which bulked largely in the religious life witnessed in the churches of Byzantine Constantinople.

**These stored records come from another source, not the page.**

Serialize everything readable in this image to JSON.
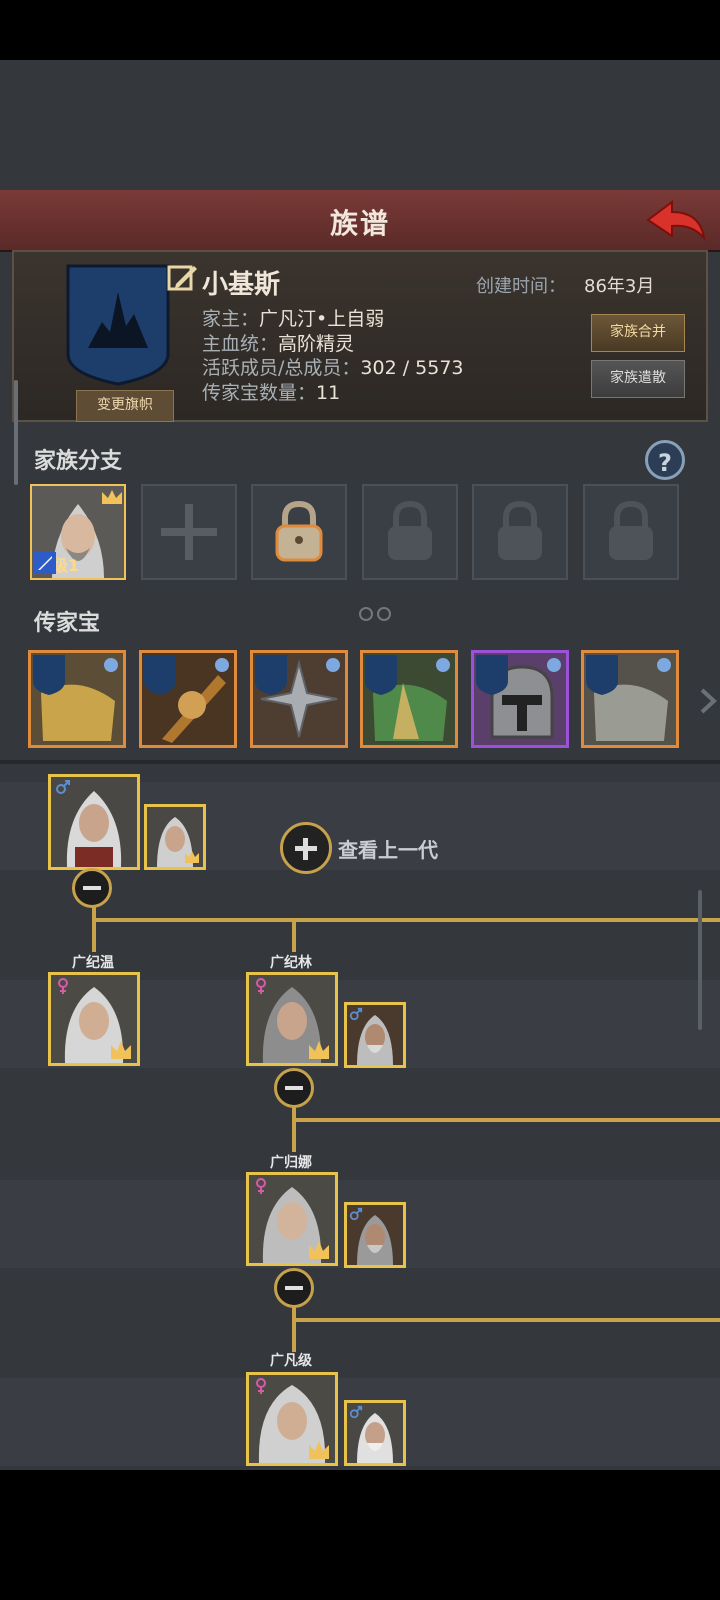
{
  "header": {
    "title": "族谱"
  },
  "family": {
    "name": "小基斯",
    "created_label": "创建时间：",
    "created_value": "86年3月",
    "head_label": "家主：",
    "head_value": "广凡汀•上自弱",
    "bloodline_label": "主血统：",
    "bloodline_value": "高阶精灵",
    "members_label": "活跃成员/总成员：",
    "members_value": "302 / 5573",
    "heirloom_count_label": "传家宝数量：",
    "heirloom_count_value": "11",
    "change_flag_label": "变更旗帜",
    "merge_label": "家族合并",
    "disband_label": "家族遣散"
  },
  "branches": {
    "label": "家族分支",
    "slots": [
      {
        "state": "active",
        "level_text": "等级1"
      },
      {
        "state": "empty"
      },
      {
        "state": "locked-gold"
      },
      {
        "state": "locked"
      },
      {
        "state": "locked"
      },
      {
        "state": "locked"
      }
    ]
  },
  "heirlooms": {
    "label": "传家宝",
    "items": [
      {
        "name": "golden-armor",
        "rarity": "legendary"
      },
      {
        "name": "dragon-weapon",
        "rarity": "legendary"
      },
      {
        "name": "shuriken",
        "rarity": "legendary"
      },
      {
        "name": "green-armor",
        "rarity": "legendary"
      },
      {
        "name": "knight-helm",
        "rarity": "epic"
      },
      {
        "name": "silver-armor",
        "rarity": "legendary"
      }
    ]
  },
  "tree": {
    "view_prev_label": "查看上一代",
    "members": [
      {
        "name": "广纪温"
      },
      {
        "name": "广纪林"
      },
      {
        "name": "广归娜"
      },
      {
        "name": "广凡级"
      }
    ]
  },
  "colors": {
    "gold": "#e7c34a",
    "legendary": "#e08a3c",
    "epic": "#9b52d8",
    "title_bar": "#7a3a37"
  }
}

At the time referred to there dwelt in the city a deaf-mute, a well-known object of charity who supported himself by petty services in benevolent households. While thus employed by a family that resided near the church of the Holy Apostles, the poor man one night saw S. Theodosia in a dream, and heard her command to repair with tapers and incense to the church dedicated to her honour. Next morning the deaf-mute made his friends understand what had occurred during his sleep, and with their help found his way to the designated shrine. There he was anointed with the holy oil of the lamp before the saint's eikon, and bowed long in humble adoration at her feet. Nothing remarkable happened at the time. But on his homeward way the devout man felt a strange pain in his ear, and upon putting his hand to the sore place, what seemed a winged insect flew out and vanished from view. Wondering what this might mean, he entered the house in which he served, and set himself to prepare the oven in which the bread for the family was to be baked that day. But all his efforts to kindle the fire were in vain ; the wood only smoked. This went on so long that, like most persons under the same circumstancess the much-tried man lost his temper and gave way to the impulse to use bad language. Whereupon sonorous imprecations on the obstinate fuel shook the air. The bystanders could not believe their ears. They thought the sounds proceeded from some mysterious voice in the oven. But the deaf-mute protested that he heard his friends talking, and assured them that the words they heard were his own ; S. Theodosia had opened his ears and loosed his tongue. The news of the marvel spread far and wide and reached even the court. Andronicus II. sent for the young man, interrogated him, and was so deeply impressed by the tescital of what had happened that he determined to proceed to the church of S. Theodosia in state, and went thither with the patriarch and the senate, humbly on foot, and spent the whole night before the wonder-working shrine in prayer and thanksgiving.